Fortunately, the tumor was graded at stage 1A, which means the tumor only affected the one ovary and had not spread to other parts of my body. The large size of my tumor produced the symptoms that alerted me something was wrong. Some women have small tumors, about the size of a pea, that produce little or no symptoms, causing the tumor to go unnoticed until it spreads to the other ovary or other parts of the body.
The surgery I had was called a unilateral salpingo-oophorectomy, which means the affected ovary and fallopian tube was removed. Depending on the size of the tumor and how far the cancer has spread, some women require the removal of both ovaries and fallopian tubes, a complete hysterectomy or if the tumor cannot be completely removed, a procedure called tumor debulking is performed. Tumor debulking is when the doctor removes as much of the tumor as possible.
Depending on the stage of cancer, type of cancer and aggressiveness of the growth,radiation, chemotherapy, bone marrow transplants or a combination of multiple treatments may be performed after surgery.
I think there are a few reasons that it took so long for me to originally get a diagnosis. One, I did not have a doctor who I regularly saw, who knew my history. Two, I was young and the doctors mistook my symptoms for common complaints young women experience. Three, the doctors I saw were not oncologists and I do not believe they were equipped to recognize ovarian cancer signs.
I really believe that a person knows their body.

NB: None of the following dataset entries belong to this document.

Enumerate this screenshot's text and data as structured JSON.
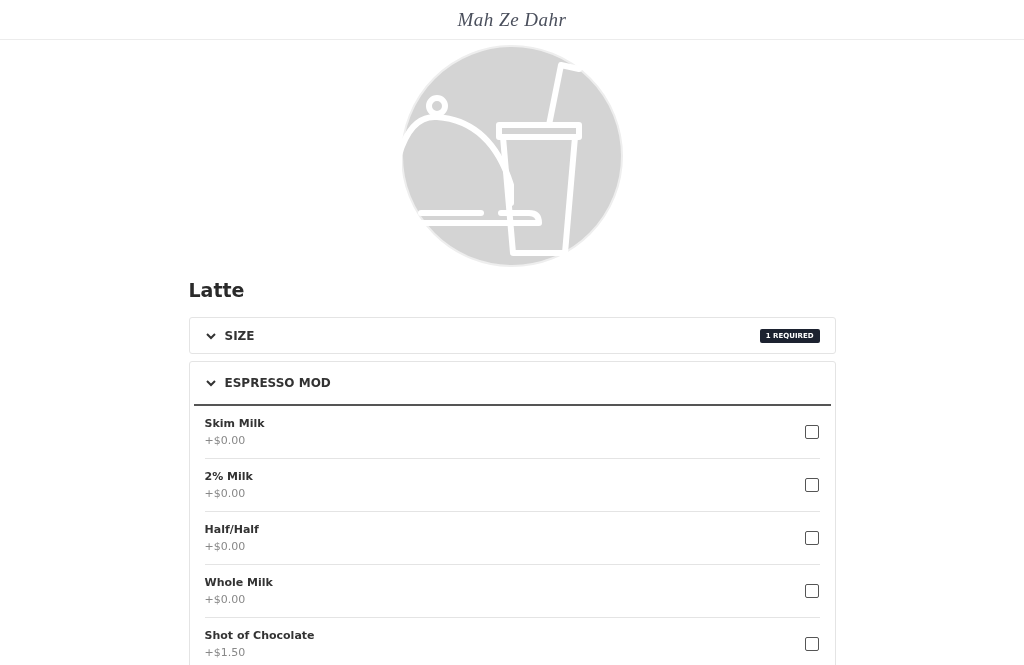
{
  "header": {
    "logo": "Mah Ze Dahr"
  },
  "item": {
    "title": "Latte"
  },
  "sections": [
    {
      "title": "SIZE",
      "badge": "1 REQUIRED",
      "expanded": false
    },
    {
      "title": "ESPRESSO MOD",
      "expanded": true,
      "options": [
        {
          "name": "Skim Milk",
          "price": "+$0.00",
          "checked": false
        },
        {
          "name": "2% Milk",
          "price": "+$0.00",
          "checked": false
        },
        {
          "name": "Half/Half",
          "price": "+$0.00",
          "checked": false
        },
        {
          "name": "Whole Milk",
          "price": "+$0.00",
          "checked": false
        },
        {
          "name": "Shot of Chocolate",
          "price": "+$1.50",
          "checked": false
        }
      ]
    }
  ]
}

If you sense something is wrong and are not getting satisfactory answers from your doctor, seek treatment from another doctor. If it takes you 20 different doctors to get a satisfactory answer, then see 20 doctors. It is not acceptable, in my opinion, to continue to have health symptoms and concerns go unanswered and untreated.

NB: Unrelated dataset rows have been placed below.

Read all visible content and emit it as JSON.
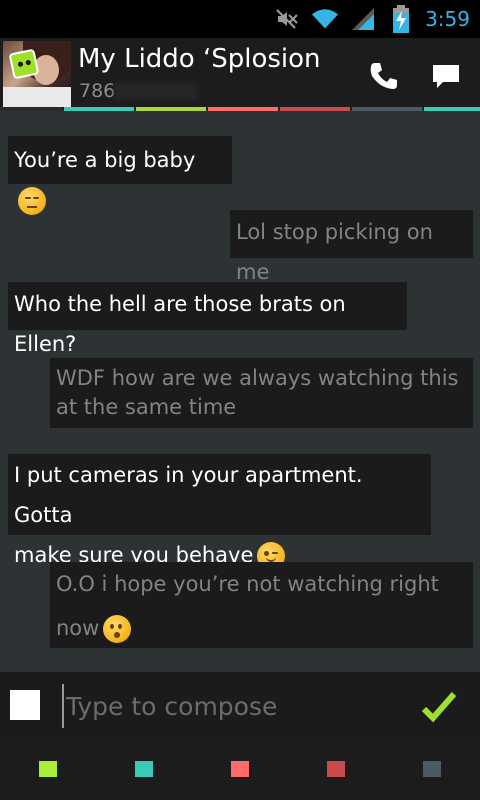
{
  "status_bar": {
    "time": "3:59",
    "icons": [
      "mute-icon",
      "wifi-icon",
      "signal-icon",
      "battery-charging-icon"
    ],
    "accent": "#33b5e5"
  },
  "header": {
    "contact_name": "My Liddo ‘Splosion",
    "contact_number": "786",
    "icons": [
      "phone-icon",
      "chat-icon"
    ]
  },
  "stripe_colors": [
    "#2a2a2a",
    "#38cbb7",
    "#a9d63b",
    "#ff6b6b",
    "#c94b4b",
    "#4c5a63",
    "#38cbb7"
  ],
  "messages": [
    {
      "direction": "incoming",
      "text": "You’re a big baby",
      "emoji": "unamused-face"
    },
    {
      "direction": "outgoing",
      "text": "Lol stop picking on me"
    },
    {
      "direction": "incoming",
      "text": "Who the hell are those brats on Ellen?"
    },
    {
      "direction": "outgoing",
      "line1": "WDF how are we always watching this",
      "line2": "at the same time"
    },
    {
      "direction": "incoming",
      "line1": "I put cameras in your apartment. Gotta",
      "line2": "make sure you behave",
      "emoji": "winking-face"
    },
    {
      "direction": "outgoing",
      "line1": "O.O i hope you’re not watching right",
      "line2": "now",
      "emoji": "hushed-face"
    }
  ],
  "compose": {
    "placeholder": "Type to compose",
    "value": ""
  },
  "palette_colors": [
    "#a9ef3a",
    "#38cbb7",
    "#ff6b6b",
    "#c94b4b",
    "#4c5a63"
  ]
}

All of the symptoms I was experiencing are common early signs of ovarian cancer. Ovations, a partner of the American Cancer Society New England, lists the most common signs of ovarian cancer as “bloating, pelvic or abdominal pain, trouble eating or feeling full quickly and urinary urgency or frequency.” Additional signs of ovarian cancer can include back pain, pain during sex, unexplained bowel changes, menstrual changes, stomach upset, persistent fatigue and unexplained weight changes. If you experience possible signs of ovarian cancer, see your doctor immediately. Your doctor may perform a pelvic exam, vaginal ultrasound or CA-125 blood test to detect ovarian cancer. The CA-125 test is used to detect proteins produced by some types of cancer cells, but the test is not perfect and can produced false positives or false negatives.
The earlier dysgerminoma is detected the higher your chances of survival. The John Hopkins Manual of Gynecology and Obstetrics estimates the “five year survival rate for stage 1A disease is 95% and for all stages the rate is 85%.” A cancer diagnosis is scary and one nobody ever wants to experience, but the good news is that the survival rates after dysgerminoma are usually good. As I write this, it has been 15 years since I was diagnosed and I thank God I am healthy and cancer free.

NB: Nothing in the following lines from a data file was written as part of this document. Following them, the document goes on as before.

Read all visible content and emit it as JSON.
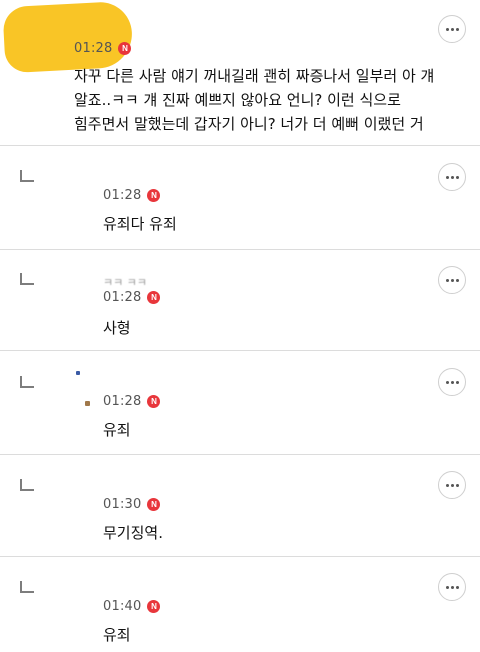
{
  "comments": [
    {
      "time": "01:28",
      "badge": "N",
      "text_lines": [
        "자꾸 다른 사람 얘기 꺼내길래 괜히 짜증나서 일부러 아 걔",
        "알죠..ㅋㅋ 걔 진짜 예쁘지 않아요 언니? 이런 식으로",
        "힘주면서 말했는데 갑자기 아니? 너가 더 예뻐 이랬던 거"
      ]
    }
  ],
  "replies": [
    {
      "time": "01:28",
      "badge": "N",
      "text": "유죄다 유죄"
    },
    {
      "time": "01:28",
      "badge": "N",
      "text": "사형",
      "partial_name": "ㅋㅋ ㅋㅋ"
    },
    {
      "time": "01:28",
      "badge": "N",
      "text": "유죄"
    },
    {
      "time": "01:30",
      "badge": "N",
      "text": "무기징역."
    },
    {
      "time": "01:40",
      "badge": "N",
      "text": "유죄"
    }
  ],
  "icons": {
    "more": "more-options-icon",
    "reply": "reply-arrow-icon",
    "new": "new-badge-icon"
  },
  "colors": {
    "badge": "#e8363b",
    "redaction": "#f9c31f",
    "divider": "#dcdcdc"
  }
}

emedicine from WebMD: Ovarian Dysgerminomas
Ovations: Ovarian Cancer – What You Need to Know
The John Hopkins Manual of Gynecology and Obstetrics; Kimberly B. Fortner, John Hopkins University. Dept of Gynecology and Obstetrics, Edward E Wallach; 2006
Learn More About Ovarian Cancer
American Cancer Society: Ovarian Cancer